Photovoltaic effect.

Solar cells convert sunlight directly into electricity and are used in a wide variety of applications to supply electricity. They are made of semiconducting materials similar to those used in computer chips. When sunlight is absorbed by these materials, the photons knock electrons loose from their atoms, causing the electrons to flow through the material to produce electricity. This process of converting light (photons) to electricity (voltage, which moves electrons) is called the photovoltaic (PV) effect Figure 36-17. When light energy strikes the surface of PV semiconductor materials, the materials emit electrons. These freed electrons can then be made to flow in a circuit where they are used to perform work. The principle is applied in some ignition systems and in vehicle speed sensors by creating signals used to time the ignition sparks or by telling the computer how fast the vehicle is moving. It is also used to sense the amount of daylight to operate automatic headlights and is used in heating, ventilation, and air-conditioning (HVAC ) systems to determine the sun load on the vehicle. In addition, it is the principle of the solar cell.

Technician Tip

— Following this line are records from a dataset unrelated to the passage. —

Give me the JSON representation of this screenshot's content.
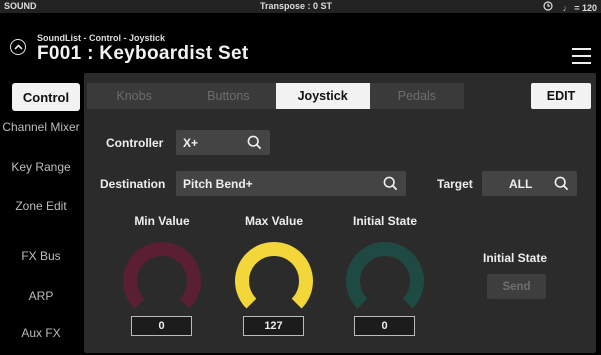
{
  "statusbar": {
    "mode": "SOUND",
    "transpose": "Transpose : 0 ST",
    "tempo": "♩ = 120",
    "clock_icon": "clock-icon"
  },
  "header": {
    "breadcrumb": "SoundList - Control - Joystick",
    "title": "F001 : Keyboardist Set"
  },
  "sidebar": {
    "items": [
      {
        "label": "Control",
        "active": true
      },
      {
        "label": "Channel Mixer"
      },
      {
        "label": "Key Range"
      },
      {
        "label": "Zone Edit"
      },
      {
        "label": "FX Bus"
      },
      {
        "label": "ARP"
      },
      {
        "label": "Aux FX"
      }
    ]
  },
  "tabs": [
    {
      "label": "Knobs"
    },
    {
      "label": "Buttons"
    },
    {
      "label": "Joystick",
      "active": true
    },
    {
      "label": "Pedals"
    }
  ],
  "edit_label": "EDIT",
  "form": {
    "controller_label": "Controller",
    "controller_value": "X+",
    "destination_label": "Destination",
    "destination_value": "Pitch Bend+",
    "target_label": "Target",
    "target_value": "ALL"
  },
  "knobs": [
    {
      "label": "Min Value",
      "value": "0",
      "color": "#5a1f33"
    },
    {
      "label": "Max Value",
      "value": "127",
      "color": "#f2d63a"
    },
    {
      "label": "Initial State",
      "value": "0",
      "color": "#1f4a44"
    }
  ],
  "initial_state": {
    "label": "Initial State",
    "send_label": "Send"
  },
  "colors": {
    "panel": "#2b2b2b",
    "accent_active": "#f2f2f2"
  }
}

The term photovoltaic comes from the Greek photos, meaning light, and the name of the Italian physicist Volta, after whom the volt (and consequently voltage) is named. Photovoltaic means literally “of light and electricity.”